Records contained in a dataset
• • • •

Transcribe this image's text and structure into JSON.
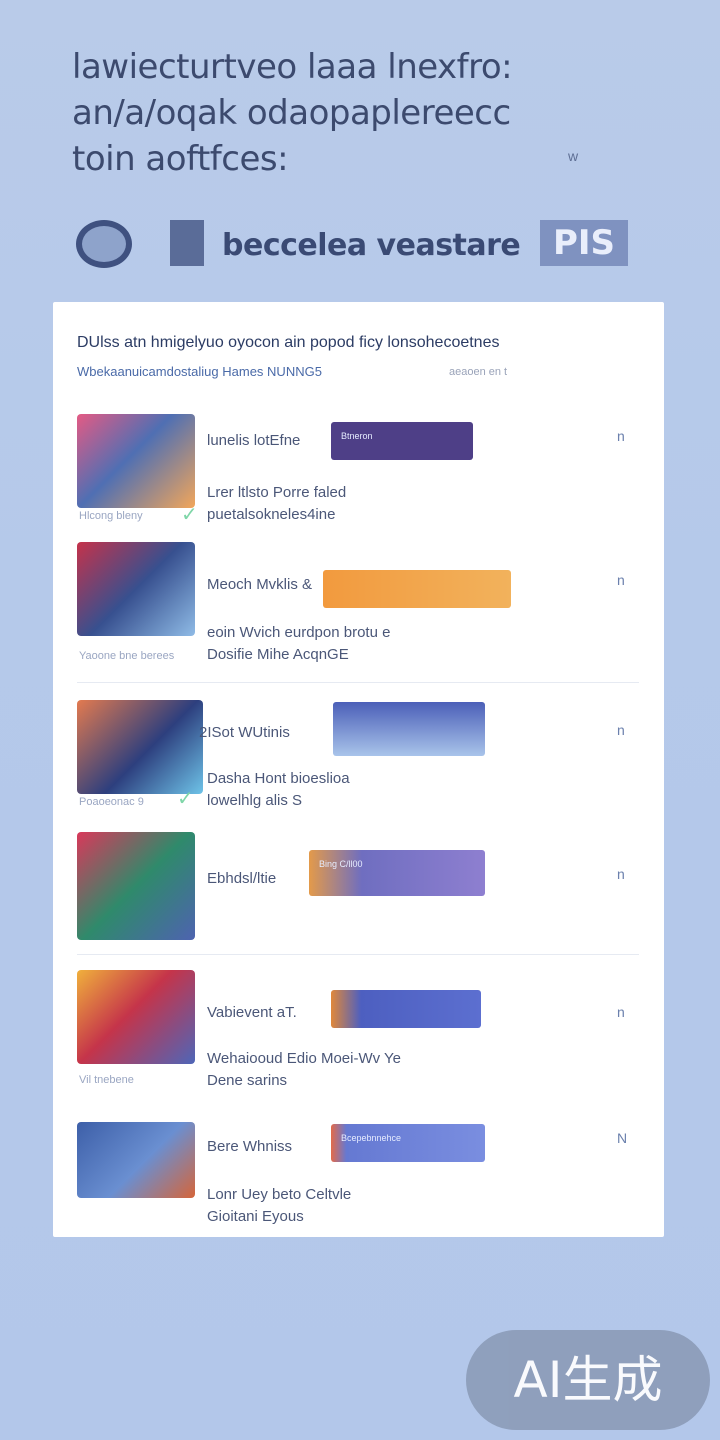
{
  "headline": "lawiecturtveo laaa lnexfro:\nan/a/oqak odaopaplereecc\ntoin aoftfces:",
  "headline_mark": "w",
  "subtitle": {
    "title": "beccelea veastare",
    "badge": "PIS"
  },
  "card": {
    "header": "DUlss atn hmigelyuo oyocon ain popod ficy lonsohecoetnes",
    "subheader": "Wbekaanuicamdostaliug Hames NUNNG5",
    "meta": "aeaoen en t",
    "items": [
      {
        "title": "lunelis lotEfne",
        "banner": "Btneron",
        "line1": "Lrer ltlsto Porre faled",
        "line2": "puetalsokneles4ine",
        "caption": "Hlcong bleny",
        "chevron": "n",
        "colors": [
          "#e45a84",
          "#4f6fb3",
          "#f2a65a"
        ],
        "banner_color": "#4e3f87"
      },
      {
        "title": "Meoch Mvklis &",
        "banner": "",
        "line1": "eoin Wvich eurdpon brotu e",
        "line2": "Dosifie Mihe AcqnGE",
        "caption": "Yaoone bne berees",
        "chevron": "n",
        "colors": [
          "#c5324a",
          "#37508f",
          "#8fbbe6"
        ],
        "banner_color": "#f29a3e"
      },
      {
        "title": "2ISot WUtinis",
        "banner": "",
        "line1": "Dasha Hont bioeslioa",
        "line2": "lowelhlg alis S",
        "caption": "Poaoeonac 9",
        "chevron": "n",
        "colors": [
          "#e37a4f",
          "#2d3f7e",
          "#6ec3e8"
        ],
        "banner_color": "#4b5fb8"
      },
      {
        "title": "Ebhdsl/ltie",
        "banner": "Bing C/ll00",
        "line1": "",
        "line2": "",
        "caption": "",
        "chevron": "n",
        "colors": [
          "#d9385a",
          "#2f8a6b",
          "#4e63b0"
        ],
        "banner_color": "#6f6ec0"
      },
      {
        "title": "Vabievent aT.",
        "banner": "",
        "line1": "Wehaiooud Edio Moei-Wv Ye",
        "line2": "Dene sarins",
        "caption": "Vil tnebene",
        "chevron": "n",
        "colors": [
          "#f0b03c",
          "#c5344a",
          "#4e66b8"
        ],
        "banner_color": "#4d5fc0"
      },
      {
        "title": "Bere Whniss",
        "banner": "Bcepebnnehce",
        "line1": "Lonr Uey beto Celtvle",
        "line2": "Gioitani Eyous",
        "caption": "",
        "chevron": "N",
        "colors": [
          "#3d5fa8",
          "#6a8fd1",
          "#d5653a"
        ],
        "banner_color": "#6579d2"
      }
    ]
  },
  "watermark": "AI生成"
}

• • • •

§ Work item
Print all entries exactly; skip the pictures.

§ Response to the task
Transcribe this image's text and structure into JSON.
{
  "headline": "lawiecturtveo laaa lnexfro:\nan/a/oqak odaopaplereecc\ntoin aoftfces:",
  "headline_mark": "w",
  "subtitle": {
    "title": "beccelea veastare",
    "badge": "PIS"
  },
  "card": {
    "header": "DUlss atn hmigelyuo oyocon ain popod ficy lonsohecoetnes",
    "subheader": "Wbekaanuicamdostaliug Hames NUNNG5",
    "meta": "aeaoen en t",
    "items": [
      {
        "title": "lunelis lotEfne",
        "banner": "Btneron",
        "line1": "Lrer ltlsto Porre faled",
        "line2": "puetalsokneles4ine",
        "caption": "Hlcong bleny",
        "chevron": "n",
        "colors": [
          "#e45a84",
          "#4f6fb3",
          "#f2a65a"
        ],
        "banner_color": "#4e3f87"
      },
      {
        "title": "Meoch Mvklis &",
        "banner": "",
        "line1": "eoin Wvich eurdpon brotu e",
        "line2": "Dosifie Mihe AcqnGE",
        "caption": "Yaoone bne berees",
        "chevron": "n",
        "colors": [
          "#c5324a",
          "#37508f",
          "#8fbbe6"
        ],
        "banner_color": "#f29a3e"
      },
      {
        "title": "2ISot WUtinis",
        "banner": "",
        "line1": "Dasha Hont bioeslioa",
        "line2": "lowelhlg alis S",
        "caption": "Poaoeonac 9",
        "chevron": "n",
        "colors": [
          "#e37a4f",
          "#2d3f7e",
          "#6ec3e8"
        ],
        "banner_color": "#4b5fb8"
      },
      {
        "title": "Ebhdsl/ltie",
        "banner": "Bing C/ll00",
        "line1": "",
        "line2": "",
        "caption": "",
        "chevron": "n",
        "colors": [
          "#d9385a",
          "#2f8a6b",
          "#4e63b0"
        ],
        "banner_color": "#6f6ec0"
      },
      {
        "title": "Vabievent aT.",
        "banner": "",
        "line1": "Wehaiooud Edio Moei-Wv Ye",
        "line2": "Dene sarins",
        "caption": "Vil tnebene",
        "chevron": "n",
        "colors": [
          "#f0b03c",
          "#c5344a",
          "#4e66b8"
        ],
        "banner_color": "#4d5fc0"
      },
      {
        "title": "Bere Whniss",
        "banner": "Bcepebnnehce",
        "line1": "Lonr Uey beto Celtvle",
        "line2": "Gioitani Eyous",
        "caption": "",
        "chevron": "N",
        "colors": [
          "#3d5fa8",
          "#6a8fd1",
          "#d5653a"
        ],
        "banner_color": "#6579d2"
      }
    ]
  },
  "watermark": "AI生成"
}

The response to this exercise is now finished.